→ **Task goal**:
Omitting all images, output the entries that follow exactly as written.

→ **Stored dataset items**:
★ ★ ★
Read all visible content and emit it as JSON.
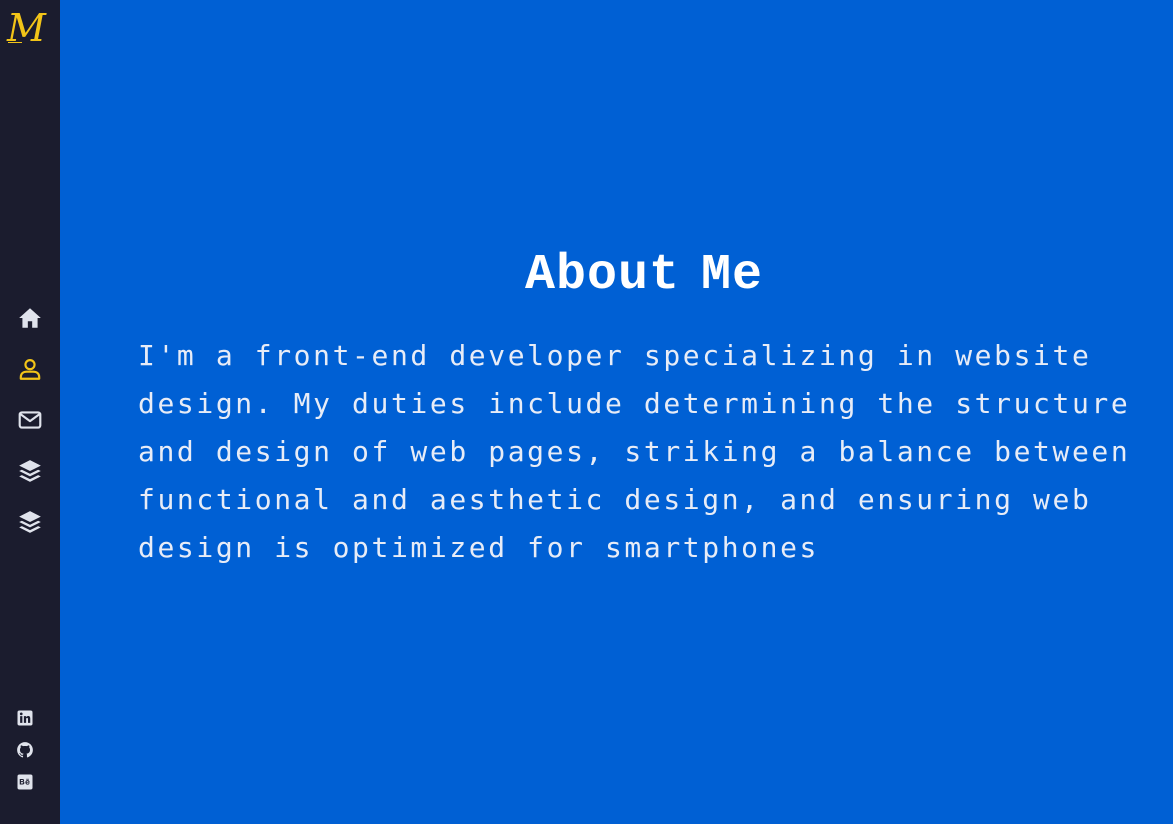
{
  "brand": {
    "logo_text": "M",
    "logo_color": "#F2C418"
  },
  "colors": {
    "background": "#0060D4",
    "sidebar": "#1B1C2E",
    "icon_default": "#E0E3EC",
    "icon_active": "#F2C418"
  },
  "sidebar": {
    "nav": [
      {
        "icon": "home-icon",
        "active": false
      },
      {
        "icon": "user-icon",
        "active": true
      },
      {
        "icon": "mail-icon",
        "active": false
      },
      {
        "icon": "layers-icon",
        "active": false
      },
      {
        "icon": "layers-icon",
        "active": false
      }
    ],
    "social": [
      {
        "icon": "linkedin-icon"
      },
      {
        "icon": "github-icon"
      },
      {
        "icon": "behance-icon"
      }
    ]
  },
  "about": {
    "title": "About Me",
    "text": "I'm a front-end developer specializing in website design. My duties include determining the structure and design of web pages, striking a balance between functional and aesthetic design, and ensuring web design is optimized for smartphones"
  }
}
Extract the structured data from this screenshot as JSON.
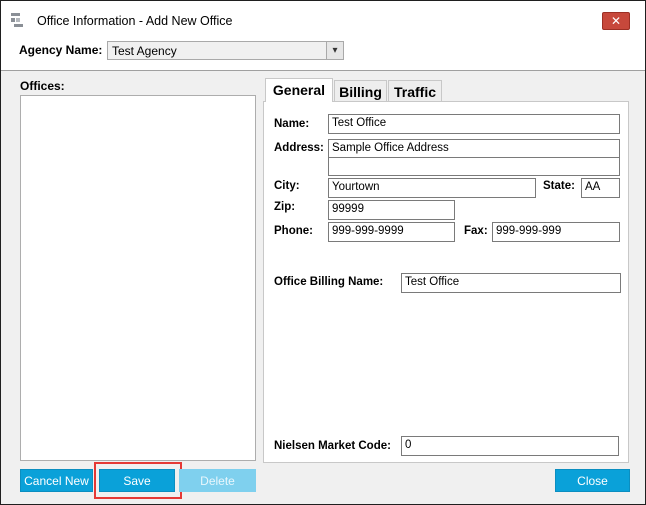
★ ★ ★
→ **Solution for this exercise**:
Read all visible content and emit it as JSON.
{
  "brand": {
    "logo_text": "M",
    "logo_color": "#F2C418"
  },
  "colors": {
    "background": "#0060D4",
    "sidebar": "#1B1C2E",
    "icon_default": "#E0E3EC",
    "icon_active": "#F2C418"
  },
  "sidebar": {
    "nav": [
      {
        "icon": "home-icon",
        "active": false
      },
      {
        "icon": "user-icon",
        "active": true
      },
      {
        "icon": "mail-icon",
        "active": false
      },
      {
        "icon": "layers-icon",
        "active": false
      },
      {
        "icon": "layers-icon",
        "active": false
      }
    ],
    "social": [
      {
        "icon": "linkedin-icon"
      },
      {
        "icon": "github-icon"
      },
      {
        "icon": "behance-icon"
      }
    ]
  },
  "about": {
    "title": "About Me",
    "text": "I'm a front-end developer specializing in website design. My duties include determining the structure and design of web pages, striking a balance between functional and aesthetic design, and ensuring web design is optimized for smartphones"
  }
}
Extract the structured data from this screenshot as JSON.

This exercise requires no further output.